MOTORCYCLE NEWS - LATEST!!

BAD-ASS BIKER T-shirt

 

Biker T-shirt

 

Triumph 1050 T-shirt

 

Triumph 1050 T-shirt

 


Popular Sump pages

 

Bike guides and reviews (new stuff and classics)


BSA Golden Flash eBook. £4.99.


Classic bike events listing


Triumph T140 Bonneville buyers guide


Pioneer Run eBook


 

Classic motorcycle metal signs

 

Classic bike metal signs

 

 

 


feedback@sumpmagazine.com


Sump news archive

 

Motorcycle news - Jan 2018


Motorcycle news - Dec 2017


Motorcycle news - Nov 2017


Motorcycle news - Oct 2017


Motorcycle news - Sept 2017


Motorcycle news - August 2017


Motorcycle news - July 2017


Motorcycle news - June 2017


Motorcycle news - May 2017


Motorcycle news - April 2017


Motorcycle news - March 2017


Motorcycle news - Feb 2017


Motorcycle news - Jan 2017


Motorcycle news - Dec 2016


Motorcycle news - Nov 2016


Motorcycle news - Oct 2016


Motorcycle news - Sept 2016


Motorcycle news - Aug 2016


Motorcycle news - July 2016


Motorcycle news - June 2016


Motorcycle news - May 2016


Motorcycle news - April 2016


Motorcycle news - March 2016

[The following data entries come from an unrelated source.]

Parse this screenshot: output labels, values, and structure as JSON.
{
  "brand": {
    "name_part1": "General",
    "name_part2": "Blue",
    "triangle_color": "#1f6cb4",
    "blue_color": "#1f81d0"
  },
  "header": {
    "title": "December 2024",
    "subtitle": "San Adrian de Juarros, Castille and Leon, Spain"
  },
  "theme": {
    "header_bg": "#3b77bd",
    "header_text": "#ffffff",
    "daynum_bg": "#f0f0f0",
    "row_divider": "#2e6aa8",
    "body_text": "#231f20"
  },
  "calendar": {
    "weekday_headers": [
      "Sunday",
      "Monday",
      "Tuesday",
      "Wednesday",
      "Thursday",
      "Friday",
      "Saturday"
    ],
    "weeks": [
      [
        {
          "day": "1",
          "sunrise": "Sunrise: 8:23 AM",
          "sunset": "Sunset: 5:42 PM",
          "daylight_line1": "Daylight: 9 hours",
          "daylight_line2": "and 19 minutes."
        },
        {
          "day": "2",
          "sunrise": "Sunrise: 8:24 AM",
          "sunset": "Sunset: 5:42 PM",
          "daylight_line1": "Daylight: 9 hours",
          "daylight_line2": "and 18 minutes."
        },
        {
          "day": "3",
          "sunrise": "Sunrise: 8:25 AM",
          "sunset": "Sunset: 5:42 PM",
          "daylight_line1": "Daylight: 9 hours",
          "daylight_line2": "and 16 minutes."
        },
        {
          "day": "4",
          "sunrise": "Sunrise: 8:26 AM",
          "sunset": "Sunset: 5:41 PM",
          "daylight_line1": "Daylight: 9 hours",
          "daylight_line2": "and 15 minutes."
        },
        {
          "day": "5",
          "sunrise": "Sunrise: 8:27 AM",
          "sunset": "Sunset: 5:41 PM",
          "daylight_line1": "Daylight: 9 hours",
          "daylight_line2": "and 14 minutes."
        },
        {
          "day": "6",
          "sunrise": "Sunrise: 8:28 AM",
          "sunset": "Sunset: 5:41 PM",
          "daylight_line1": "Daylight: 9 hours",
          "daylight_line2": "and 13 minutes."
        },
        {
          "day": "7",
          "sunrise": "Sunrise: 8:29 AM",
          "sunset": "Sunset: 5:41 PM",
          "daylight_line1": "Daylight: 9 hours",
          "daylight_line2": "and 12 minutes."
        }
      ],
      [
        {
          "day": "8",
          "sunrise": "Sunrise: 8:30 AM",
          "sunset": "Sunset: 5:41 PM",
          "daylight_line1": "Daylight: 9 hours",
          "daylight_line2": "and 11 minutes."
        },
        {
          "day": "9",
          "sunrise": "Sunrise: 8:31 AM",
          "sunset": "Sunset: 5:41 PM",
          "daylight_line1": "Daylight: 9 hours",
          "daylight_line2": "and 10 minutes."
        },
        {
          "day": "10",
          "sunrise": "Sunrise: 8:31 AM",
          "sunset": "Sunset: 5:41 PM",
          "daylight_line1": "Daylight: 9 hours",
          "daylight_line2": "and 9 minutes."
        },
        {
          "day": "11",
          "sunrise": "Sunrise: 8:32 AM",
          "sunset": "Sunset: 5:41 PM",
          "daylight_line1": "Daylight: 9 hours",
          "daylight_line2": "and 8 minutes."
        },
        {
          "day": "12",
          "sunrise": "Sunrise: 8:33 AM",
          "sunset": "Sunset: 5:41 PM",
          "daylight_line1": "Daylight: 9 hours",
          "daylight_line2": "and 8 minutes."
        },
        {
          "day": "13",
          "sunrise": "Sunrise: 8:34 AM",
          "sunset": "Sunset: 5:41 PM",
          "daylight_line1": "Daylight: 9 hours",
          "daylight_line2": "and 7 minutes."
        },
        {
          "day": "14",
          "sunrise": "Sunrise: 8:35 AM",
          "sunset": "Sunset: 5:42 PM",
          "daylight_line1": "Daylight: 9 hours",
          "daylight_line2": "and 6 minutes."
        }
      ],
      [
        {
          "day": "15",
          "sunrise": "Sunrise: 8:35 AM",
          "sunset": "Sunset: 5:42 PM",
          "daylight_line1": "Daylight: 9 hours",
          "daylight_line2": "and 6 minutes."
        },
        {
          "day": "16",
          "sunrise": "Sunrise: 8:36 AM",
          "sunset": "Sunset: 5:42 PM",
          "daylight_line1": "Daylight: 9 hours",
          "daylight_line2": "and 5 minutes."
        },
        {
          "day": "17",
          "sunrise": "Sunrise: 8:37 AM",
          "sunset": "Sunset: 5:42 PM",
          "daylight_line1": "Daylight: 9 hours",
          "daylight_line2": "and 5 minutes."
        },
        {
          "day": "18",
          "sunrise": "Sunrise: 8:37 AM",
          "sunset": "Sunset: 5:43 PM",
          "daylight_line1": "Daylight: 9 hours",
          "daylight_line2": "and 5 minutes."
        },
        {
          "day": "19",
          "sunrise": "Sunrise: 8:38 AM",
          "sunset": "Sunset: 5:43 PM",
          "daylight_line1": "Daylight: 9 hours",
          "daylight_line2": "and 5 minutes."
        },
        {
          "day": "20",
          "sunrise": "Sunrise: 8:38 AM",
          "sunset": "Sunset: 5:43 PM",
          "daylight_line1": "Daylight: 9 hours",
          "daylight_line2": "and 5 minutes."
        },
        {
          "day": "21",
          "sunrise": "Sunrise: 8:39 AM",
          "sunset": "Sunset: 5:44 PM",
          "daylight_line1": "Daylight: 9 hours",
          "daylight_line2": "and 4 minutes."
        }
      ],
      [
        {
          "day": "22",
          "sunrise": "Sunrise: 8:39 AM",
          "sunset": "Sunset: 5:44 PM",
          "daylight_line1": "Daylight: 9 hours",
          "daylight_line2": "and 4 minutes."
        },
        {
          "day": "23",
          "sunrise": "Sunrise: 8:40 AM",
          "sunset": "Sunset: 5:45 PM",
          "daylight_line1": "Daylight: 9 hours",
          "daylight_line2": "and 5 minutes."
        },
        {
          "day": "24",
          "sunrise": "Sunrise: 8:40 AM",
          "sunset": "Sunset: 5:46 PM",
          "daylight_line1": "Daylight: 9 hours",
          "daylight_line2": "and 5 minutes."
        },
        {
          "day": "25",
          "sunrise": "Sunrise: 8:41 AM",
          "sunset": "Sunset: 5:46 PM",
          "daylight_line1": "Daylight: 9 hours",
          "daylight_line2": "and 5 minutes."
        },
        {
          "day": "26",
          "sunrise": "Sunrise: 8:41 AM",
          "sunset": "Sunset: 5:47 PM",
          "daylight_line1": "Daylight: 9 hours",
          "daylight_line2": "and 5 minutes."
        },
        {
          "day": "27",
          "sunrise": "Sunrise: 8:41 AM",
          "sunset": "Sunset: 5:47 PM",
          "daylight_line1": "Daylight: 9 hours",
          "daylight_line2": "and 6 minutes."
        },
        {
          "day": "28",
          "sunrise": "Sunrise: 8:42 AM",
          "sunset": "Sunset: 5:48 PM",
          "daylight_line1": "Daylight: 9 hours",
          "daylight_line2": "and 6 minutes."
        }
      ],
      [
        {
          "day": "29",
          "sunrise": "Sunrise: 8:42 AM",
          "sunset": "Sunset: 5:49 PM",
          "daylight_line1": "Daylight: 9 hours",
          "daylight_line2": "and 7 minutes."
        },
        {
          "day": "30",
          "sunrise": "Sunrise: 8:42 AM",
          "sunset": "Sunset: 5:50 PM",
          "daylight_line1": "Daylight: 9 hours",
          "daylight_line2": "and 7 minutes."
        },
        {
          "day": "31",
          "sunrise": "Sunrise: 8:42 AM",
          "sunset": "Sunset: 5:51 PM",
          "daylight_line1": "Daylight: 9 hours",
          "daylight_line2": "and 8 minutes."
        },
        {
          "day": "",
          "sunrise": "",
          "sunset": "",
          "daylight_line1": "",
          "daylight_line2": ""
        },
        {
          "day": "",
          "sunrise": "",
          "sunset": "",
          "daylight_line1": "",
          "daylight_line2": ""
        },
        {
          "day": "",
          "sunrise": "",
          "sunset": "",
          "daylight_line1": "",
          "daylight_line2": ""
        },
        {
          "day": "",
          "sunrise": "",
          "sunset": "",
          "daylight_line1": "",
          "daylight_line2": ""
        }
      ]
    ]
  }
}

Motorcycle news - Feb 2016


Motorcycle news - Jan 2016


Motorcycle news - Dec 2015


Motorcycle news - Nov 2015


Motorcycle news - Oct 2015


 

 

 

 

 

 

 

Copyright Sump Publishing 2018. Terms and conditions